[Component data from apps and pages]

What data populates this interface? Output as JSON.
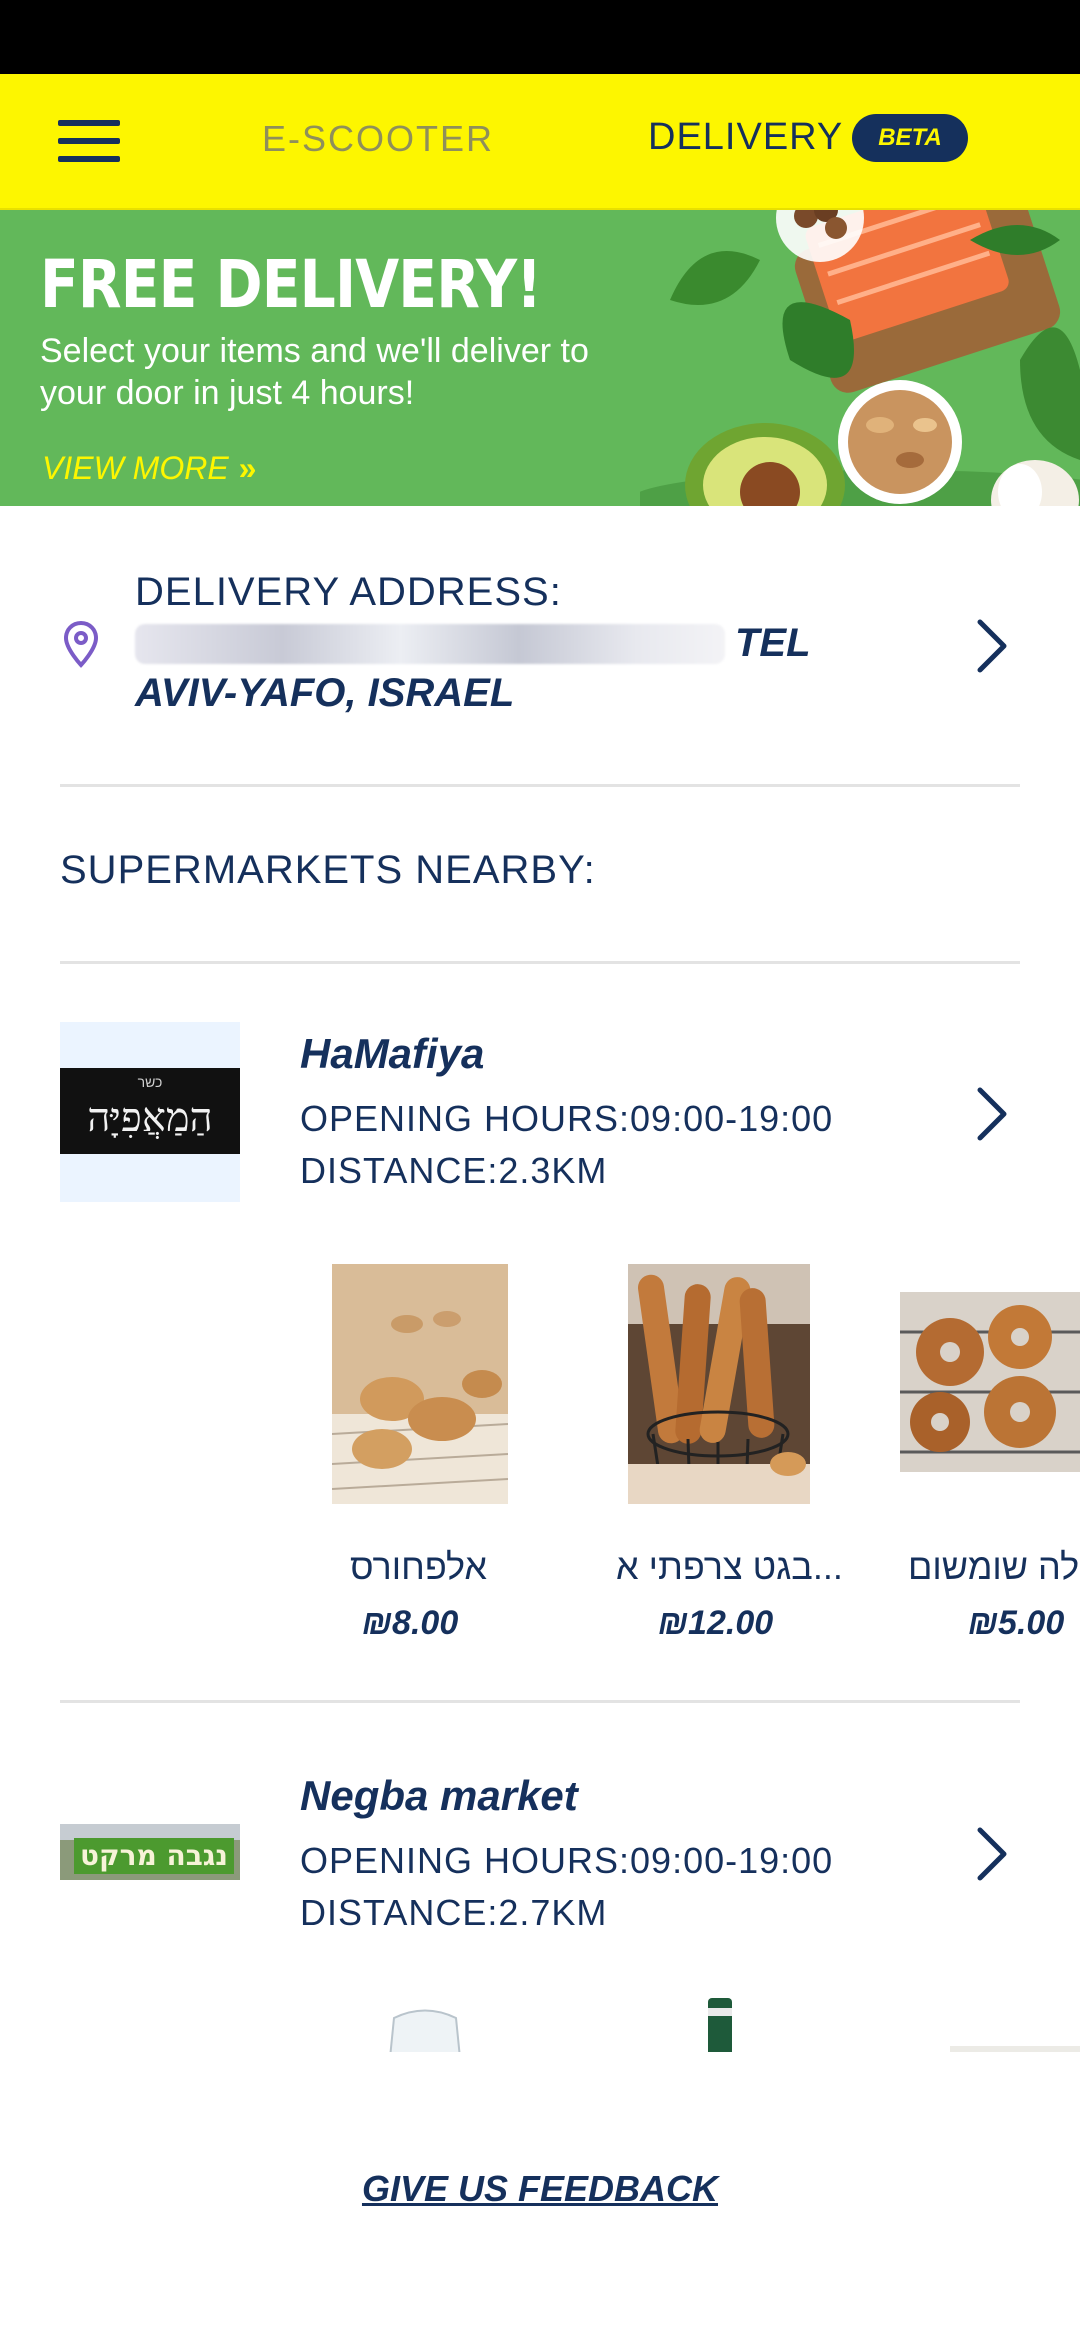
{
  "header": {
    "tab_escooter": "E-SCOOTER",
    "tab_delivery": "DELIVERY",
    "beta_badge": "BETA"
  },
  "banner": {
    "title": "FREE DELIVERY!",
    "subtitle": "Select your items and we'll deliver to your door in just 4 hours!",
    "view_more": "VIEW MORE",
    "view_more_icon": "double-chevron-right-icon"
  },
  "address": {
    "label": "DELIVERY ADDRESS:",
    "value": "TEL AVIV-YAFO, ISRAEL",
    "value_line1": "TEL",
    "value_line2": "AVIV-YAFO, ISRAEL",
    "icon": "location-pin-icon"
  },
  "nearby": {
    "title": "SUPERMARKETS NEARBY:"
  },
  "stores": [
    {
      "name": "HaMafiya",
      "hours": "OPENING HOURS:09:00-19:00",
      "distance": "DISTANCE:2.3KM",
      "logo_text": "הַמַאֲפִיָּה",
      "logo_small": "כשר",
      "products": [
        {
          "name": "אלפחורס",
          "price": "₪8.00"
        },
        {
          "name": "בגט צרפתי א...",
          "price": "₪12.00"
        },
        {
          "name": "לה שומשום",
          "price": "₪5.00"
        }
      ]
    },
    {
      "name": "Negba market",
      "hours": "OPENING HOURS:09:00-19:00",
      "distance": "DISTANCE:2.7KM",
      "logo_text": "נגבה מרקט"
    }
  ],
  "footer": {
    "feedback": "GIVE US FEEDBACK"
  },
  "colors": {
    "brand_yellow": "#fdf600",
    "navy": "#15305c",
    "banner_green": "#62b85a",
    "pin_purple": "#7b5cc7"
  }
}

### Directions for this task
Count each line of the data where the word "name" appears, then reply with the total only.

### Task answer
5